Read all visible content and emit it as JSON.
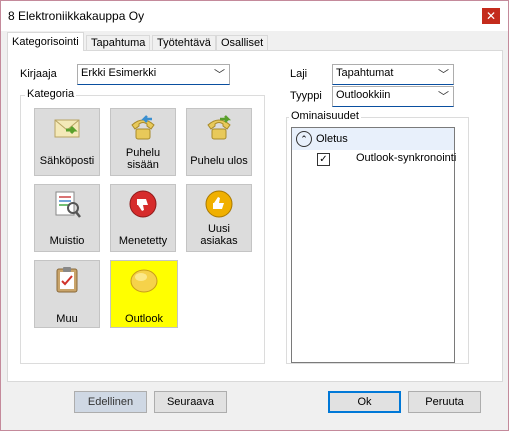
{
  "window": {
    "title": "8 Elektroniikkakauppa Oy",
    "close_glyph": "✕"
  },
  "tabs": [
    {
      "label": "Kategorisointi",
      "active": true
    },
    {
      "label": "Tapahtuma",
      "active": false
    },
    {
      "label": "Työtehtävä",
      "active": false
    },
    {
      "label": "Osalliset",
      "active": false
    }
  ],
  "form": {
    "kirjaaja_label": "Kirjaaja",
    "kirjaaja_value": "Erkki Esimerkki",
    "laji_label": "Laji",
    "laji_value": "Tapahtumat",
    "tyyppi_label": "Tyyppi",
    "tyyppi_value": "Outlookkiin"
  },
  "kategoria": {
    "title": "Kategoria",
    "tiles": [
      {
        "label": "Sähköposti",
        "icon": "email-icon"
      },
      {
        "label": "Puhelu sisään",
        "label1": "Puhelu",
        "label2": "sisään",
        "icon": "phone-in-icon"
      },
      {
        "label": "Puhelu ulos",
        "icon": "phone-out-icon"
      },
      {
        "label": "Muistio",
        "icon": "memo-icon"
      },
      {
        "label": "Menetetty",
        "icon": "thumbs-down-icon"
      },
      {
        "label": "Uusi asiakas",
        "label1": "Uusi",
        "label2": "asiakas",
        "icon": "thumbs-up-icon"
      },
      {
        "label": "Muu",
        "icon": "clipboard-icon"
      },
      {
        "label": "Outlook",
        "icon": "outlook-icon",
        "selected": true
      }
    ]
  },
  "ominaisuudet": {
    "title": "Ominaisuudet",
    "group_label": "Oletus",
    "item_label": "Outlook-synkronointi",
    "item_checked": true
  },
  "buttons": {
    "previous": "Edellinen",
    "next": "Seuraava",
    "ok": "Ok",
    "cancel": "Peruuta"
  },
  "colors": {
    "selected_tile": "#ffff00",
    "close": "#c42b1c",
    "accent": "#0078d7"
  }
}
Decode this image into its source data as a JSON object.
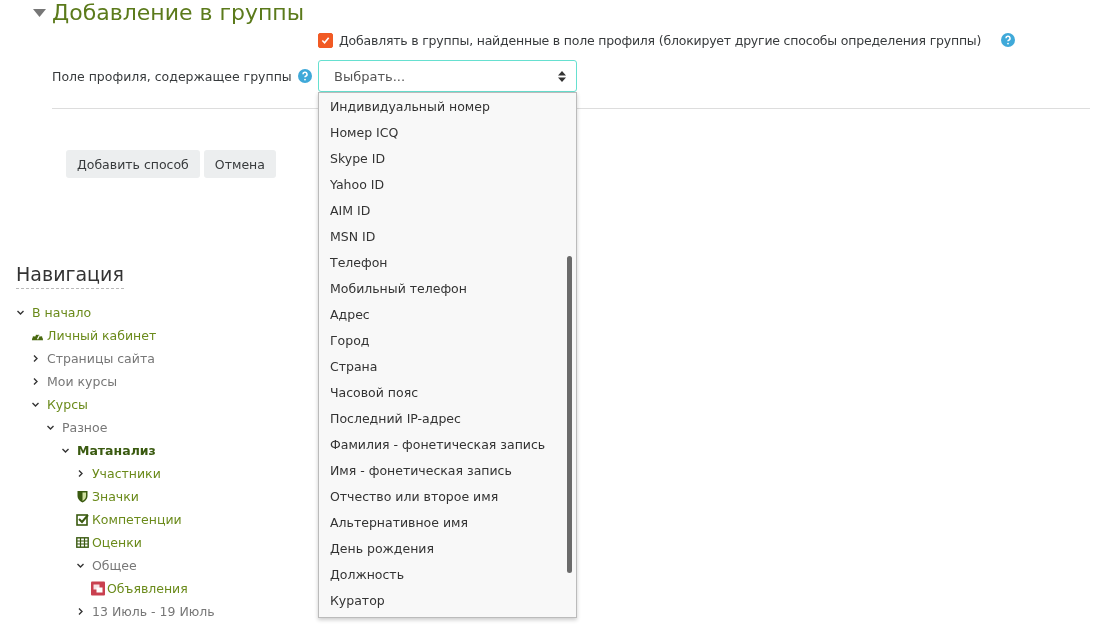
{
  "section": {
    "title": "Добавление в группы",
    "expanded": true
  },
  "checkbox": {
    "label": "Добавлять в группы, найденные в поле профиля (блокирует другие способы определения группы)",
    "checked": true
  },
  "profile_field": {
    "label": "Поле профиля, содержащее группы",
    "value": "Выбрать...",
    "open": true,
    "options": [
      "Индивидуальный номер",
      "Номер ICQ",
      "Skype ID",
      "Yahoo ID",
      "AIM ID",
      "MSN ID",
      "Телефон",
      "Мобильный телефон",
      "Адрес",
      "Город",
      "Страна",
      "Часовой пояс",
      "Последний IP-адрес",
      "Фамилия - фонетическая запись",
      "Имя - фонетическая запись",
      "Отчество или второе имя",
      "Альтернативное имя",
      "День рождения",
      "Должность",
      "Куратор"
    ]
  },
  "buttons": [
    "Добавить способ",
    "Отмена"
  ],
  "navigation": {
    "title": "Навигация",
    "items": [
      {
        "label": "В начало",
        "kind": "expandable",
        "expanded": true,
        "link": true,
        "current": false,
        "children": [
          {
            "label": "Личный кабинет",
            "kind": "dashboard",
            "link": true,
            "current": false
          },
          {
            "label": "Страницы сайта",
            "kind": "expandable",
            "expanded": false,
            "link": false,
            "current": false
          },
          {
            "label": "Мои курсы",
            "kind": "expandable",
            "expanded": false,
            "link": false,
            "current": false
          },
          {
            "label": "Курсы",
            "kind": "expandable",
            "expanded": true,
            "link": true,
            "current": false,
            "children": [
              {
                "label": "Разное",
                "kind": "expandable",
                "expanded": true,
                "link": false,
                "current": false,
                "children": [
                  {
                    "label": "Матанализ",
                    "kind": "expandable",
                    "expanded": true,
                    "link": true,
                    "current": true,
                    "children": [
                      {
                        "label": "Участники",
                        "kind": "expandable",
                        "expanded": false,
                        "link": true,
                        "current": false
                      },
                      {
                        "label": "Значки",
                        "kind": "badge",
                        "link": true,
                        "current": false
                      },
                      {
                        "label": "Компетенции",
                        "kind": "competency",
                        "link": true,
                        "current": false
                      },
                      {
                        "label": "Оценки",
                        "kind": "grades",
                        "link": true,
                        "current": false
                      },
                      {
                        "label": "Общее",
                        "kind": "expandable",
                        "expanded": true,
                        "link": false,
                        "current": false,
                        "children": [
                          {
                            "label": "Объявления",
                            "kind": "forum",
                            "link": true,
                            "current": false
                          }
                        ]
                      },
                      {
                        "label": "13 Июль - 19 Июль",
                        "kind": "expandable",
                        "expanded": false,
                        "link": false,
                        "current": false
                      }
                    ]
                  }
                ]
              }
            ]
          }
        ]
      }
    ]
  }
}
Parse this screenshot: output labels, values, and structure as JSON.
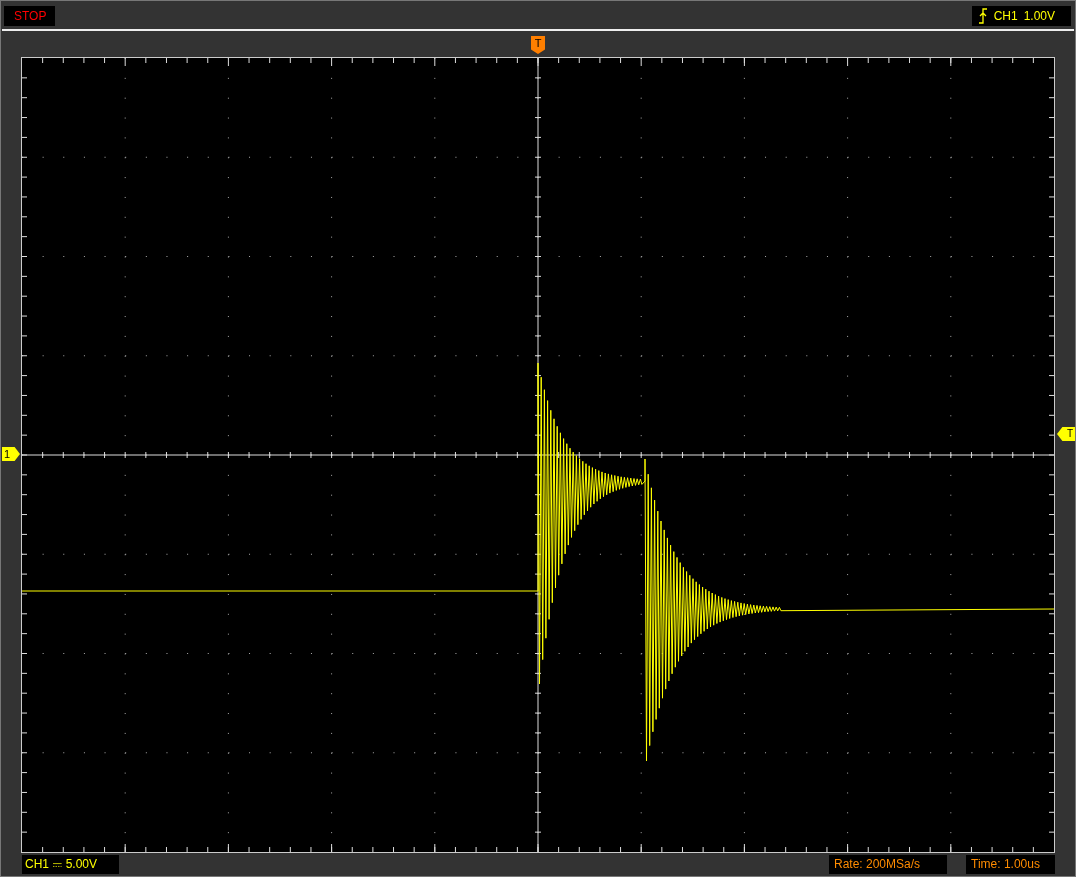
{
  "status": {
    "text": "STOP"
  },
  "trigger_info": {
    "channel": "CH1",
    "level": "1.00V"
  },
  "markers": {
    "trigger_position": "T",
    "channel": "1",
    "trigger_level": "T"
  },
  "footer": {
    "channel": "CH1",
    "scale": "5.00V",
    "rate": "Rate: 200MSa/s",
    "time": "Time: 1.00us"
  }
}
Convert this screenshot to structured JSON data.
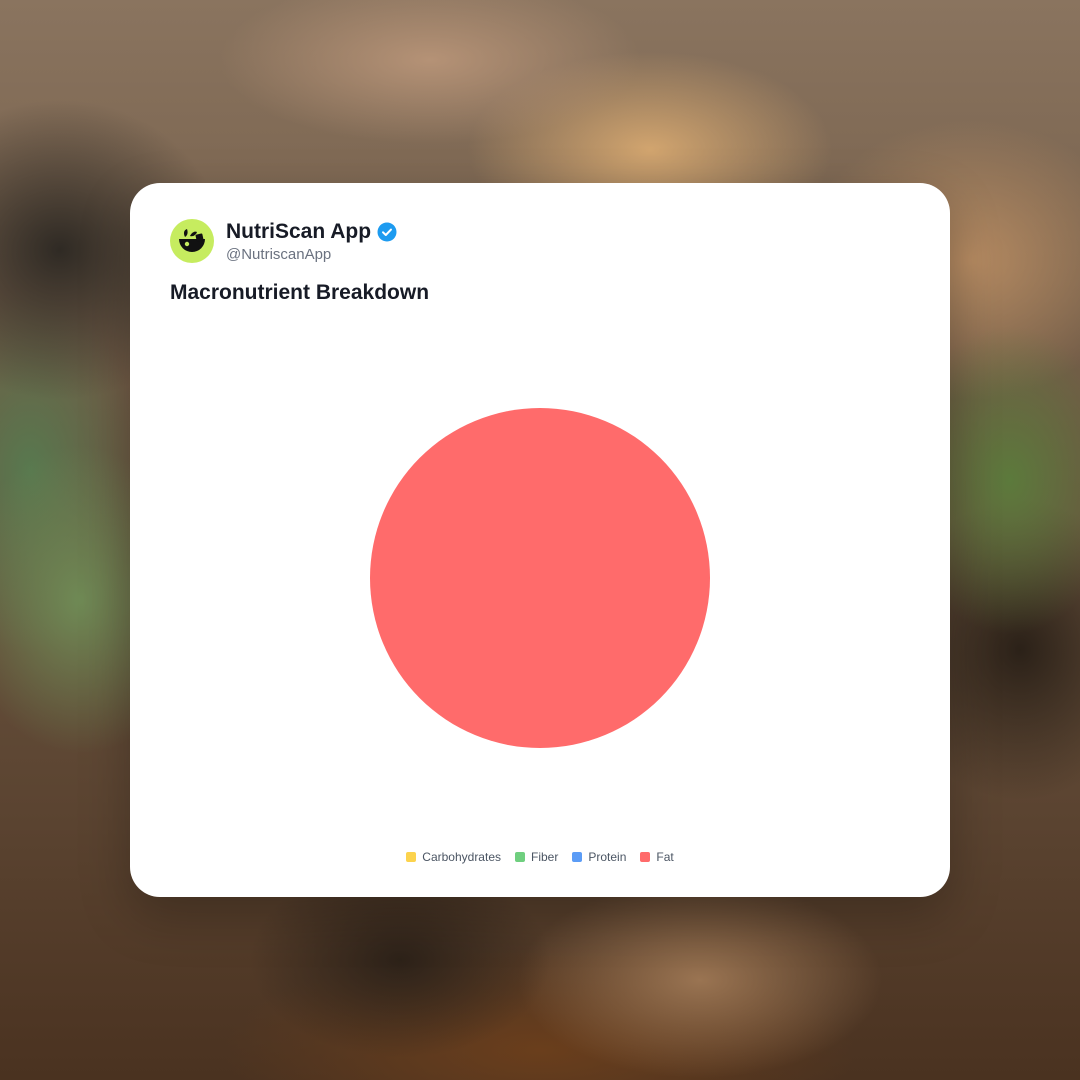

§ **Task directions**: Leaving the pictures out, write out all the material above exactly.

§ **Task solution**:
Read all visible content and emit it as JSON.
{
  "window": {
    "title": "8 Elektroniikkakauppa Oy",
    "close_glyph": "✕"
  },
  "tabs": [
    {
      "label": "Kategorisointi",
      "active": true
    },
    {
      "label": "Tapahtuma",
      "active": false
    },
    {
      "label": "Työtehtävä",
      "active": false
    },
    {
      "label": "Osalliset",
      "active": false
    }
  ],
  "form": {
    "kirjaaja_label": "Kirjaaja",
    "kirjaaja_value": "Erkki Esimerkki",
    "laji_label": "Laji",
    "laji_value": "Tapahtumat",
    "tyyppi_label": "Tyyppi",
    "tyyppi_value": "Outlookkiin"
  },
  "kategoria": {
    "title": "Kategoria",
    "tiles": [
      {
        "label": "Sähköposti",
        "icon": "email-icon"
      },
      {
        "label": "Puhelu sisään",
        "label1": "Puhelu",
        "label2": "sisään",
        "icon": "phone-in-icon"
      },
      {
        "label": "Puhelu ulos",
        "icon": "phone-out-icon"
      },
      {
        "label": "Muistio",
        "icon": "memo-icon"
      },
      {
        "label": "Menetetty",
        "icon": "thumbs-down-icon"
      },
      {
        "label": "Uusi asiakas",
        "label1": "Uusi",
        "label2": "asiakas",
        "icon": "thumbs-up-icon"
      },
      {
        "label": "Muu",
        "icon": "clipboard-icon"
      },
      {
        "label": "Outlook",
        "icon": "outlook-icon",
        "selected": true
      }
    ]
  },
  "ominaisuudet": {
    "title": "Ominaisuudet",
    "group_label": "Oletus",
    "item_label": "Outlook-synkronointi",
    "item_checked": true
  },
  "buttons": {
    "previous": "Edellinen",
    "next": "Seuraava",
    "ok": "Ok",
    "cancel": "Peruuta"
  },
  "colors": {
    "selected_tile": "#ffff00",
    "close": "#c42b1c",
    "accent": "#0078d7"
  }
}
Decode this image into its source data as a JSON object.
{
  "section": {
    "title": "Добавление в группы",
    "expanded": true
  },
  "checkbox": {
    "label": "Добавлять в группы, найденные в поле профиля (блокирует другие способы определения группы)",
    "checked": true
  },
  "profile_field": {
    "label": "Поле профиля, содержащее группы",
    "value": "Выбрать...",
    "open": true,
    "options": [
      "Индивидуальный номер",
      "Номер ICQ",
      "Skype ID",
      "Yahoo ID",
      "AIM ID",
      "MSN ID",
      "Телефон",
      "Мобильный телефон",
      "Адрес",
      "Город",
      "Страна",
      "Часовой пояс",
      "Последний IP-адрес",
      "Фамилия - фонетическая запись",
      "Имя - фонетическая запись",
      "Отчество или второе имя",
      "Альтернативное имя",
      "День рождения",
      "Должность",
      "Куратор"
    ]
  },
  "buttons": [
    "Добавить способ",
    "Отмена"
  ],
  "navigation": {
    "title": "Навигация",
    "items": [
      {
        "label": "В начало",
        "kind": "expandable",
        "expanded": true,
        "link": true,
        "current": false,
        "children": [
          {
            "label": "Личный кабинет",
            "kind": "dashboard",
            "link": true,
            "current": false
          },
          {
            "label": "Страницы сайта",
            "kind": "expandable",
            "expanded": false,
            "link": false,
            "current": false
          },
          {
            "label": "Мои курсы",
            "kind": "expandable",
            "expanded": false,
            "link": false,
            "current": false
          },
          {
            "label": "Курсы",
            "kind": "expandable",
            "expanded": true,
            "link": true,
            "current": false,
            "children": [
              {
                "label": "Разное",
                "kind": "expandable",
                "expanded": true,
                "link": false,
                "current": false,
                "children": [
                  {
                    "label": "Матанализ",
                    "kind": "expandable",
                    "expanded": true,
                    "link": true,
                    "current": true,
                    "children": [
                      {
                        "label": "Участники",
                        "kind": "expandable",
                        "expanded": false,
                        "link": true,
                        "current": false
                      },
                      {
                        "label": "Значки",
                        "kind": "badge",
                        "link": true,
                        "current": false
                      },
                      {
                        "label": "Компетенции",
                        "kind": "competency",
                        "link": true,
                        "current": false
                      },
                      {
                        "label": "Оценки",
                        "kind": "grades",
                        "link": true,
                        "current": false
                      },
                      {
                        "label": "Общее",
                        "kind": "expandable",
                        "expanded": true,
                        "link": false,
                        "current": false,
                        "children": [
                          {
                            "label": "Объявления",
                            "kind": "forum",
                            "link": true,
                            "current": false
                          }
                        ]
                      },
                      {
                        "label": "13 Июль - 19 Июль",
                        "kind": "expandable",
                        "expanded": false,
                        "link": false,
                        "current": false
                      }
                    ]
                  }
                ]
              }
            ]
          }
        ]
      }
    ]
  }
}
Parse this screenshot: output labels, values, and structure as JSON.
{
  "status": {
    "text": "STOP"
  },
  "trigger_info": {
    "channel": "CH1",
    "level": "1.00V"
  },
  "markers": {
    "trigger_position": "T",
    "channel": "1",
    "trigger_level": "T"
  },
  "footer": {
    "channel": "CH1",
    "scale": "5.00V",
    "rate": "Rate: 200MSa/s",
    "time": "Time: 1.00us"
  }
}
Convert this screenshot to structured JSON data.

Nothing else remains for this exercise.